Using never before translated writings, literary sources, and family archives, Peter Zinoman meticulously traces life and works of Vu Trong Phung (1912-1939), one of Vietnam’s most prolific and controversial modernist writers of the twentieth century. Through the intellectual history of Vu Trong Phung, Zinoman reveals the dynamics of intellectual life and publication in late colonial society as well as the cultural politics of post-colonial censorship through Phung’s enduring reputation. Zinoman argues that Phung was a ‘late colonial republican’—a term coined by Zinoman to characterize Phung’s inchoate combination of anti-communism, anti-capitalism, and anti-colonialism in his writings, a commitment to free speech and rule of law, and the experience of localized republican politics in colonial Vietnam. Anticommuism republicanism denounced the totalitarianism of Leninism and Stalinism as antidemocratic. Zinoman situates Phung’s ‘republicanism’ within the context of Third Republic French policies in the colonies (by Governor General Albert Sarraut, Alexander Varenne, and Jules Brevie) to develop Franco-Vietnamese schools, economic development, and a policy of political association for Vietnamese gradual independence. Yet, Zinoman also argues that the ‘republican’ rhetoric did not manifest into political action and social change in colonial Vietnam.
Most importantly Zinoman’s contributes a complex understanding of modernity in his examination of Phung’s filtered, anachronistic literary engagements with nineteenth century romantic French literature (Emile Zola, Andre Gide) and social sciences (Emile Durkheim and Sigmund Freud). From satire to reportage, the topics of Phung’s works covered the underbelly of colonial urbanism and capitalism including criminals, prostitutes, corrupt authorities, and beggars. Phung’s works included “The Industry of Marrying Europeans,” “Venereal Disease Clinic”, and “Dumb Luck.” Furthermore, Zinoman explains Phung’s fixation with sexuality and sex as a way of critiquing colonial capitalism, Vietnamese moral values, and society at large. Yet at the same time, Phung’s ambivalent and at times conservative position on women and sexuality, seem to undermine the simple categorization of Phung as ‘progressive’ republican. In the final chapter Zinoman traces the complex afterlife of the literary figure Phung through to the present.

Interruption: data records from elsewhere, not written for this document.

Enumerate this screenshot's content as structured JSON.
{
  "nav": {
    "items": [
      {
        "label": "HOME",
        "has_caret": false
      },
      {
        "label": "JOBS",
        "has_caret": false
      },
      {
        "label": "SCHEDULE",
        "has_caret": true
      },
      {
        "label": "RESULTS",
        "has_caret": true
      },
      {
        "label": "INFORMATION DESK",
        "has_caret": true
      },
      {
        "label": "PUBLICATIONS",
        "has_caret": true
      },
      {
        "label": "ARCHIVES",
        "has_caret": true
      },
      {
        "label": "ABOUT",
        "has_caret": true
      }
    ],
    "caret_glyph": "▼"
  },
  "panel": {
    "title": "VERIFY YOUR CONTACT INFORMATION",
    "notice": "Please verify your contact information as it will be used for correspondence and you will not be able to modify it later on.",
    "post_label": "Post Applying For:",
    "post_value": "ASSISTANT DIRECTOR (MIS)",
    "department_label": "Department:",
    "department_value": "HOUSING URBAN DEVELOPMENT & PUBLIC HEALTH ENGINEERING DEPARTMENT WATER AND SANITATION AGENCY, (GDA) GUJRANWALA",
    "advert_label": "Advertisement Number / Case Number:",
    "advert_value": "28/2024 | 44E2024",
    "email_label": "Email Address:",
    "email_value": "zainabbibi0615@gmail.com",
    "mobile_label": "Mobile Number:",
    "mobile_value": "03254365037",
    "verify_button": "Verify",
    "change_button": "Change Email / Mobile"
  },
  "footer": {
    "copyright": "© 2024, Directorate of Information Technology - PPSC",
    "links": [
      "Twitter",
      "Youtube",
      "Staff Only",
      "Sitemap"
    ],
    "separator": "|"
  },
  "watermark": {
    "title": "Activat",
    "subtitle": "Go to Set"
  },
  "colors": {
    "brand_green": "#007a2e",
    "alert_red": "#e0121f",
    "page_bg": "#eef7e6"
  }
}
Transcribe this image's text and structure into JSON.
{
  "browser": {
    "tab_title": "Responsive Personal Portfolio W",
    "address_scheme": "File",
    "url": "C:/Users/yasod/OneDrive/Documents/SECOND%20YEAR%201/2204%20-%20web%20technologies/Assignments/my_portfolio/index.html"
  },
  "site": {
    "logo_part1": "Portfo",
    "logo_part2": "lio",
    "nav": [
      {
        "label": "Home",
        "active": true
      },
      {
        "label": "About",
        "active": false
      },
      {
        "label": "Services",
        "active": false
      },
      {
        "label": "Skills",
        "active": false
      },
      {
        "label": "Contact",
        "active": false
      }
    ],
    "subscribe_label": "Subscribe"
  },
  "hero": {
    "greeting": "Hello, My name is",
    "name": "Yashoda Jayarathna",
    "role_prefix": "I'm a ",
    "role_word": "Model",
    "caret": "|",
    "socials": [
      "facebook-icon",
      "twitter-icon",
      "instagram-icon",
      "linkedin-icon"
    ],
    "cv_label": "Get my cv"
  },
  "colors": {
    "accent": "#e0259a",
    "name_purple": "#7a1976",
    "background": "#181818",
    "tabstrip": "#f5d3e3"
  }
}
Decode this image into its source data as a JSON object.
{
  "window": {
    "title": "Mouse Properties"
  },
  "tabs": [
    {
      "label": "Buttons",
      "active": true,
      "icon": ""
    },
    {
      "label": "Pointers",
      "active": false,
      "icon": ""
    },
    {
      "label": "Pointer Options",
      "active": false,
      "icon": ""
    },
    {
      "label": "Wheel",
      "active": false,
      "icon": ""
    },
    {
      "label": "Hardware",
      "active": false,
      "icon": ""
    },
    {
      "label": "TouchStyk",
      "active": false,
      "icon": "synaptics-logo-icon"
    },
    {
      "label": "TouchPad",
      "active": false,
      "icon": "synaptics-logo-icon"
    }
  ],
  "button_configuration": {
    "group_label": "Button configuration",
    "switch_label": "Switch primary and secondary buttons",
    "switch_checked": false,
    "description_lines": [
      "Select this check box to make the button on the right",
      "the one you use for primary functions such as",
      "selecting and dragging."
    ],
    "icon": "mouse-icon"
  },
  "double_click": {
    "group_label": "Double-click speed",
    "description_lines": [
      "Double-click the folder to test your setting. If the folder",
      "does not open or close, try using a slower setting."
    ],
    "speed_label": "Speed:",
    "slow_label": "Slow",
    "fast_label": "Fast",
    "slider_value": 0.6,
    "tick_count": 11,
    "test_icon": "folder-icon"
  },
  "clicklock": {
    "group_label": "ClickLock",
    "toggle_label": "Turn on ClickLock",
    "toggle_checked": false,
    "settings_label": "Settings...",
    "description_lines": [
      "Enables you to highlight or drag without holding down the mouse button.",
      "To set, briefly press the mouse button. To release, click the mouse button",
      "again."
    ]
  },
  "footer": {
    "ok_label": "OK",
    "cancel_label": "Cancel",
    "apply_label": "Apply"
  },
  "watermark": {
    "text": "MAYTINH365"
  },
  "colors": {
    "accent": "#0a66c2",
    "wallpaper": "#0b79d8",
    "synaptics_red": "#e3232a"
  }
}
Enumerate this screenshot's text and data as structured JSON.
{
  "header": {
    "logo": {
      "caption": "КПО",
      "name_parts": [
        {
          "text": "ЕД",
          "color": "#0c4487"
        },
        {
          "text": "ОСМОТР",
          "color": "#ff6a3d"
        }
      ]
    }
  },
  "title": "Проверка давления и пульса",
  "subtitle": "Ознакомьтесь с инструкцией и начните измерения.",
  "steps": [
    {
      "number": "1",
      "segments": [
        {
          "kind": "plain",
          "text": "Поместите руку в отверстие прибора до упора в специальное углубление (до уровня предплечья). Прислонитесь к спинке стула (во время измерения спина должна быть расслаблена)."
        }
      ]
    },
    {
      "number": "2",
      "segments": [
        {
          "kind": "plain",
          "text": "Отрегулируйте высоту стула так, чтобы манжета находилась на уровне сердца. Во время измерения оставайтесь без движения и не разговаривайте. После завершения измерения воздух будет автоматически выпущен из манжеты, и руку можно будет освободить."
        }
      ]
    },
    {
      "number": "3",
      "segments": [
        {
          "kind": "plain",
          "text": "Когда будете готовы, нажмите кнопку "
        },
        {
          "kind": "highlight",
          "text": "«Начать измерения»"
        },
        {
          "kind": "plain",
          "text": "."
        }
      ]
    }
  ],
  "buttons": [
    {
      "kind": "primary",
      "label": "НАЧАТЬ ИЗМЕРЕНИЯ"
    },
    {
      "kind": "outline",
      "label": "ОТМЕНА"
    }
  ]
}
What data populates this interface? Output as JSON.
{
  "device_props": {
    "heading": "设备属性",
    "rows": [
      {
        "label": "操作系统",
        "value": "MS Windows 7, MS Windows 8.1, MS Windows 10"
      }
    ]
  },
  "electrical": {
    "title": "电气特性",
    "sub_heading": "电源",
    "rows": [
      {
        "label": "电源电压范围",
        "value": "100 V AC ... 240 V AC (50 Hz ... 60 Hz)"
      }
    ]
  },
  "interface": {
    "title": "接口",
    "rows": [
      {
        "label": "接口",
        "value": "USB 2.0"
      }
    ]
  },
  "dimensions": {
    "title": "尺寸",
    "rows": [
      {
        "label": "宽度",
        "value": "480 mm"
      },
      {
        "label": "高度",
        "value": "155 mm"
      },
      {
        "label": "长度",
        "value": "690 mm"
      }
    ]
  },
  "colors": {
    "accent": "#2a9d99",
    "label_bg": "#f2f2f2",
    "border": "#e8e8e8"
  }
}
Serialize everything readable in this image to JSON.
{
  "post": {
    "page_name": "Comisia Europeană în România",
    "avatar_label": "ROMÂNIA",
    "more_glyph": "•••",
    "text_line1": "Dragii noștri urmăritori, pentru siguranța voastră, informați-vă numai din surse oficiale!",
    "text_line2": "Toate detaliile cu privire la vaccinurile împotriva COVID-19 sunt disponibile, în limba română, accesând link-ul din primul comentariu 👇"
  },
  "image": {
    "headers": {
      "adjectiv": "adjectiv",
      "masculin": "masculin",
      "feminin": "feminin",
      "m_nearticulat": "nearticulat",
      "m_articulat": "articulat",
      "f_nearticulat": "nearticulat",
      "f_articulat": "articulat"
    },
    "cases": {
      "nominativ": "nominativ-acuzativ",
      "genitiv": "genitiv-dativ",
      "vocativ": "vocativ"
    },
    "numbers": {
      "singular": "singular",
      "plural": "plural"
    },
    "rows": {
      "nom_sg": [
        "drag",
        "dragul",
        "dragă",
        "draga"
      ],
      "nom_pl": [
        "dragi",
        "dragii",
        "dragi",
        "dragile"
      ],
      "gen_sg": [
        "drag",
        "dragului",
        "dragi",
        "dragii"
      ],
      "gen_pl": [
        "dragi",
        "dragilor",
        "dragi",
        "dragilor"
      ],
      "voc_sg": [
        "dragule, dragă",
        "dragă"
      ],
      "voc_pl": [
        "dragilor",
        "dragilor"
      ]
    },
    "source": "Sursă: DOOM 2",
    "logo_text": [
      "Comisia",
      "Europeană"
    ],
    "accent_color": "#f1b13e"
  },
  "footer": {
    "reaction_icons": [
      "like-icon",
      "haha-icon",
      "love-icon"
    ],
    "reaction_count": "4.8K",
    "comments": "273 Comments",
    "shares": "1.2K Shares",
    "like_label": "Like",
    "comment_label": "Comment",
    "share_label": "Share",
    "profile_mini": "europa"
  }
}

The political classification of Phung’s work reflects the changing cultural politics of Vietnam—critiqued as a deviant pornographer during his lifetime, denounced as a dangerous political revolutionary by the DRV, recovered and then banned in the 1958 Nhân Văn Giai Phẩm movement, and then rehabilitated in the Renovation reforms of the 1980s.
Historiography: Through this analysis of the politically ambiguous and culturally eclectic modernist writer Vu Trong Phung, Vietnamese Colonial Republican complicates understandings of (1) colonial modernity and (2) the over-worn political categories of nationalism, anti-colonialism, communism, and collaboration. Some scholars have questioned if the category of ‘republican’ adequately characterizes Phung’s ambivalent political platform, particularly since Phung self-identified as a literary ‘realist.’ Instead, the question is if these eclectic political-cultural views were representative of a large group of Vietnamese and French intellectuals in the late colonial period. Similarly, other scholars have questioned Phung’s conservative and nostalgic outlook in his work that undermine Zinoman’s casting of Phung as a ‘liberal’ Republican.